Sarah explained that early studies have shown that women are more likely than men to engage in COVID safety behaviours like mask wearing and social distancing. She discussed the theories and studies behind why this could be, and how they link to gender and gender roles.

One is that women are generally more risk averse than men, and as flouting COVID restrictions is indeed a risk, women have been more prone to follow them. A lack of risk aversion in men could link to the socially-constructed idea that to be a man is to be bold, tough and devoid of fear in the face of threats, which is not wise when the threat is a potentially deadly disease.

Sarah said:

“A very common stereotype regarding men is that they are perceived as being powerful, they’re perceived as not being able to be weak in anyway… The issue is, in regards to disease, men may end up self-stereotyping themselves, so they may end up viewing themselves as always needing to be strong and not being able to show weakness which of course means if they end up with COVID, they may be less likely to seek out help.”
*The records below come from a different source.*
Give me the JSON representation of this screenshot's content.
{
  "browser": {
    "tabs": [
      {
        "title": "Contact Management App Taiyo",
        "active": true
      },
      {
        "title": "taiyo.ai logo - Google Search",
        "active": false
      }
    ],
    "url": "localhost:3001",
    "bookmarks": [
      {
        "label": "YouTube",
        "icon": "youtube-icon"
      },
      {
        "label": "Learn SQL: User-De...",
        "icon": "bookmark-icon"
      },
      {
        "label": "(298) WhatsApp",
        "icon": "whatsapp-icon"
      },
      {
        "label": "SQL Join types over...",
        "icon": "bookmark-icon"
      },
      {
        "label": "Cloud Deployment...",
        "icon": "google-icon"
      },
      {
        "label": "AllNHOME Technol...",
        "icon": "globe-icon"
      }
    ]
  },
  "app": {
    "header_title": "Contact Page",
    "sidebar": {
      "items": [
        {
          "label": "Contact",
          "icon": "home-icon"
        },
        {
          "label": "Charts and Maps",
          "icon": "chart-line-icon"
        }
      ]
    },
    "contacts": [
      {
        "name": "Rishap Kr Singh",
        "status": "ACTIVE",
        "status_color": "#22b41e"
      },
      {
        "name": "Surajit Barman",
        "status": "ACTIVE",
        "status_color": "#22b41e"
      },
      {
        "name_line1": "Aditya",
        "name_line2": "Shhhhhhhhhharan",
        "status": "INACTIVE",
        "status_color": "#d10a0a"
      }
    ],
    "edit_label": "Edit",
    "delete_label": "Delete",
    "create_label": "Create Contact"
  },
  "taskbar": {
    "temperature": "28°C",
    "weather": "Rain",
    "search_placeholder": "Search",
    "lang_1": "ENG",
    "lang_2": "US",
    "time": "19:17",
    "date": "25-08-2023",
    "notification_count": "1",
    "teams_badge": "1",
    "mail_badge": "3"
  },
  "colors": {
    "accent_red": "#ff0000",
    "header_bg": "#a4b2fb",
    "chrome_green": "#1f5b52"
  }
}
The need to live up to the perception of strength has already been shown, pre-pandemic, to be incredibly harmful to men. Suicide rates for men are three times higher than for women in the UK, and this has largely been attributed to men’s reluctance to reach out for help when they experience poor mental health. It doesn’t stop with mental health. Studies have shown that men avoid speaking to the doctor for physical health complaints too, and ignoring health problems tends to lead to more severe ones. Unfortunately, the COVID-19 pandemic did not buck this trend.

Sarah explained that while men and women appear to be contracting COVID at the same rate (which is odd considering their different behaviours around the regulations), “men do typically have more severe COVID, they’re more likely to be admitted to intensive care, they’re also more likely to pass away from COVID as well.”

How is advertising perpetuating this problem?

Photograph: HM Government/Twitter/PA

So, if ideas about gender roles and ‘manliness’ are causing harm to men themselves, as well as people around them, where are they coming from, what is perpetuating them?

This is a question whose full answer would be incredibly multifaceted, but one source of our ideas on manliness is our culture of advertising and digital messaging.

Magdalena, whose research played a pivotal role in policy changes by the Advertising Standards Authority around gender stereotyping discussed her and her students'* intensive work into gender and advertising. She explained that before the pandemic, despite the UK being a relatively egalitarian society, men and women are portrayed in very stereotypical ways in all forms of media.

Women, she said, are much more likely to be portrayed as:

“staying at home, being the homemakers, surrounded by children in the house and doing house chores. Men on the other hand are portrayed in independent roles, outside working, very rarely with children. If they are portrayed with children, they are usually seen with boys and playing rather than homeschooling or, for example, cleaning.”

The messaging around COVID also fell into this pattern. It is hard to forget the image published (then quickly retracted following backlash), by the UK government encouraging the public to stay at home, which showed multiple women doing housework and homeschooling children, and one man who was reclining on the couch.

This perpetuation of outdated gender stereotypes, coming to us though all forms of media and even from the highest office in the country, is having demonstrably negative effects on men’s relationships with science - in this case how COVID spreads and how best to prevent the spread.

A dramatic overhaul of how society views men and women, how we view ourselves, needs to happen to allow health science to be free from gendered associations, for the sake of men’s health and society as a whole.

To learn more about gender stereotypes in advertising, and the impact this has, check out Magdalena’s book, Advertising, Gender and Society: A Psychological Perspective.

*Ellie Cornwell, Louise Kelly, Pietro Stefanello and Isaac Volpicelli